Personally I can only recommend this game to players who need a passable co-op experience. Fans of the previous two games should keep a wide berth.
A good time-waster with a sense of humorpickelsurprise | March 16, 2014 | Review of Deadly 30
Zombie survival is something that has been done to un-death in recent years, and for the most part Deadly 30 is no exception. There's not a whole lot of innovation to be had here, but the experience you do get is solid. Good gunplay, defense mechanics that make sense, and three different characters that all have solid roles that are all useful for survival.
For me, there were really only two downsides to this game, considering what it is ultimately supposed to be. One, while the overall sound design is passable, the spoken dialog is noticeably lower quality. It sounds as if the voice actors frequently overloaded their microphones, resulting in static whenever a character shouts or speaks loudly. And two, while you can freely switch between any of the characters you've found, you can't choose which one to start the game with. That alone would have added a good deal of replayability.
Despite its flaws, I can still safely recommend this game to anyone interested in a quick but challenging survival game.
Something For Everyonepickelsurprise | March 16, 2014 | Review of The Elder Scrolls V: Skyrim®
Skyrim is very clearly a "quantity over quality" sort of game, but that's not to say the quality you get is lacking. It does have some of the infamous Bethesda bugginess, but all things considered, Skyrim is much more stable than Oblivion and Fallout 3 were.
This game's greatest achievement is probably just how much you can do with it. Of course, some character builds may be more powerful than others, but there is really no wrong way to play the game. You can be whatever kind of character you want, and you can engage in whatever shenanigans your heart desires.
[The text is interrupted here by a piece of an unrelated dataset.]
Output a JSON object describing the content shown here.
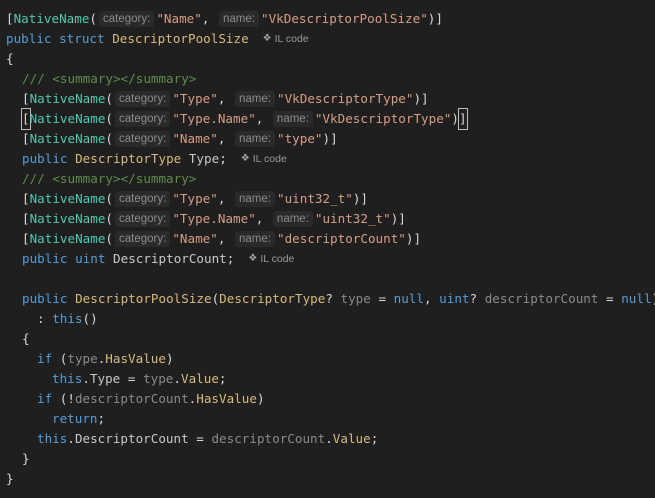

Plus, if the stock content isn't enough for you, there's so much modding support that you will quite literally never run out of things to do.
Now go forth and make a name for yourself.